He considered. He focused again on the crying.

The crying was steady and sharp, crowding into her head and slowly filling the space inside her skull, drowning her own weak thoughts. It was something she couldn't ignore. It fought for prominence with the knife lying on the counter top, blade shiny next to the worn shabbiness of its surroundings. A thought flails a second against the crying din - i wonder if that is why it stands out so - and then sinks out of notice again.

She looked up with blank, exhausted eyes at the knife and then at nothing, before exhaustion and misery made her look back to the floor, washed clean but marked by wear and with old rust stains. She does not think. The knife remained at the edge of her vision. And she sat there.

She woke. He woke.

She was sitting at a small table in the tiny kitchen, hunched forward just slightly to try not to acknowledge the claustrophobic closeness of the walls. Crying, inescapable and deafening, filled the air around her. She was holding the knife in the right hand, staring at her upturned left wrist. The crying was louder. She was being crushed and smothered and she was utterly alone, and she was sitting there trying to find a way to make it bearable, even just one slow second at a time, and she was losing.

He stepped into the room like a ghost.

He leaned over and whispered in her ear, "Don't you think this is what hell will be like for you? Don't you think this is what it will be if you die? Listen." He focused on the crying, dragging her attention back to it. "This," he whispered. "This forever, standing at the edge."

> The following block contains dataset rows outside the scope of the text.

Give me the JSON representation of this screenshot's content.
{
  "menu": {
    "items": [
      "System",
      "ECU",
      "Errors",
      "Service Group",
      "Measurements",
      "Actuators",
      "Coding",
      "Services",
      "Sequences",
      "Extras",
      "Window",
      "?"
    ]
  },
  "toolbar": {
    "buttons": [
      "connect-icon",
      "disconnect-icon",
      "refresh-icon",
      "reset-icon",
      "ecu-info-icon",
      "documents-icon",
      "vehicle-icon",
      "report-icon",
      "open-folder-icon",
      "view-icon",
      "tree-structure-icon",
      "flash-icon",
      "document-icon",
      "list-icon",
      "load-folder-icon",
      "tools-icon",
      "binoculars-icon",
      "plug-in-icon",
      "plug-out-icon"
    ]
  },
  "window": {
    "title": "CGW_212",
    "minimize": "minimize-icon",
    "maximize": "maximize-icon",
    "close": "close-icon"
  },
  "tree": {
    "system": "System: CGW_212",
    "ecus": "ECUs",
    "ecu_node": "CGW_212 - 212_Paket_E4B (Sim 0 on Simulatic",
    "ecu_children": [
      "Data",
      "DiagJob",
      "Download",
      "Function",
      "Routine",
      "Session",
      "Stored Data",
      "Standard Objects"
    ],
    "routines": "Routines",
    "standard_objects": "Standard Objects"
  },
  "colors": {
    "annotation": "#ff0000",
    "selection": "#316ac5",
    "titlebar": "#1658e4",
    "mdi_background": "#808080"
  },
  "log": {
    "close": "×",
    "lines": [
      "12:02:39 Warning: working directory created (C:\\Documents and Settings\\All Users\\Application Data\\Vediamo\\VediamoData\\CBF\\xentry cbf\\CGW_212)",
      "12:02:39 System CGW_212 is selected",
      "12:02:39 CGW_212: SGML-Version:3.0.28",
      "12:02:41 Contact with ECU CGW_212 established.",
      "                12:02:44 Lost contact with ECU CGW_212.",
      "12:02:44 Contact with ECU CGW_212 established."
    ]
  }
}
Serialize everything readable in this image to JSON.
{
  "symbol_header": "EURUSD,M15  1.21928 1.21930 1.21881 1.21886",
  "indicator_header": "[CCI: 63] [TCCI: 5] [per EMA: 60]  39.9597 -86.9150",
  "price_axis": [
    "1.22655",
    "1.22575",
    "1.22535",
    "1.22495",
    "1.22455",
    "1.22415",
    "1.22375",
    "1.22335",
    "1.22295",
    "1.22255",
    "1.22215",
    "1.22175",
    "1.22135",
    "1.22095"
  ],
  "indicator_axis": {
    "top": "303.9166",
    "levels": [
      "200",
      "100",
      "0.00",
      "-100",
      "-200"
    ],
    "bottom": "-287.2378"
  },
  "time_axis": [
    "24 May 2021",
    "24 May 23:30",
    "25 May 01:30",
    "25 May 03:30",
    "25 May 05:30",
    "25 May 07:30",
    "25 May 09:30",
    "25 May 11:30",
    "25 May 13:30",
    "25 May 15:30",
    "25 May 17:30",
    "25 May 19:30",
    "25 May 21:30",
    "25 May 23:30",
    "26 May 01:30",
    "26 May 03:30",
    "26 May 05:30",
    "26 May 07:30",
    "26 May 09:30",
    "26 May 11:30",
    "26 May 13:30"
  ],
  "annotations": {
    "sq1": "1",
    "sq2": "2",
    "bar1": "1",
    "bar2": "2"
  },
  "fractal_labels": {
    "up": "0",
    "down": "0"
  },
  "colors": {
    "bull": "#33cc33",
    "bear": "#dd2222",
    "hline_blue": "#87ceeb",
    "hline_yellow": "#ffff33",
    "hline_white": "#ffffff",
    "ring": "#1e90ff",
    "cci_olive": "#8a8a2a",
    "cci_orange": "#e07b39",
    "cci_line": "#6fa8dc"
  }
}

She lowered the knife a bit, laid both her hands on the table. She didn't let go of the knife handle, and she didn't turn her arm over. He felt disappointed at this.

"I'll be back tomorrow," he whispered. She didn't react.

She woke. He woke.

She was sitting at a small table in a tiny room staring at the white flesh of the underside of her wrists. There was a knife on the table. Crying, inescapable and deafening, filled the air around her. There was nothing else. She was being crushed and smothered and she was utterly alone, and she was sitting there trying to find a way to make it bearable, even just one slow second at a time, and she was losing.

He stepped into the room like a ghost.

He leaned over and whispered in her ear, "This isn't what you want." He focused on the crying, dragging her attention back to it.

She reached out and picked up the knife. She held it over her wrist. She set it back down and put her hands in her lap. She reached out and picked up the knife. She held it over her wrist. She set it back down and put her hands in her lap.

He reached out and touched one arm. He moved one finger down her arm from wrist to elbow. Then across her wrist. Her eyes traced the same path. He leaned down. "If you cut across," he whispered into her ear, "you won't die. It's only if you cut down that you'll actually die. If you cut across, you'll live. You can call for help and they will say it was a suicide attempt and take you to the hospital and talk to you about your problems and send you home. "

She held the knife against her wrist.

He focused on the crying until it drowned out almost everything. He focused on her arm until it was all she saw, focused on the white soft flesh and blood vessels pulsing underneath.

She lowered the knife a bit, laid both her hands on the table. The crying was deafening. She let go of the knife handle, and she turned her other hand over so that she was no longer staring at the underside of her wrist. Then she picked up the knife again, holding it angled downward, the way someone would hold it to drop it back down into a knife's holder, or something else below them.

He smiled. She didn't react.

She woke. He woke.

He didn't dream.

He woke with a smile and went to pick up the newspaper.

It wasn't front page news. She was no one important – they never were, always it was to him alone they mattered.

He clipped the story out carefully, making sure not to wrinkle the flimsy paper. Then, humming softly, he taped it against the wall of his apartment with the others. He took a step back to admire it, reading the headline of the newest addition again with pleasure.

Single Mother Kills Infant, Self

His collection was growing, although he thought modestly that at the moment he had only covered half of the wall with his articles. He smiled to himself and wondered who he would dream of when night came.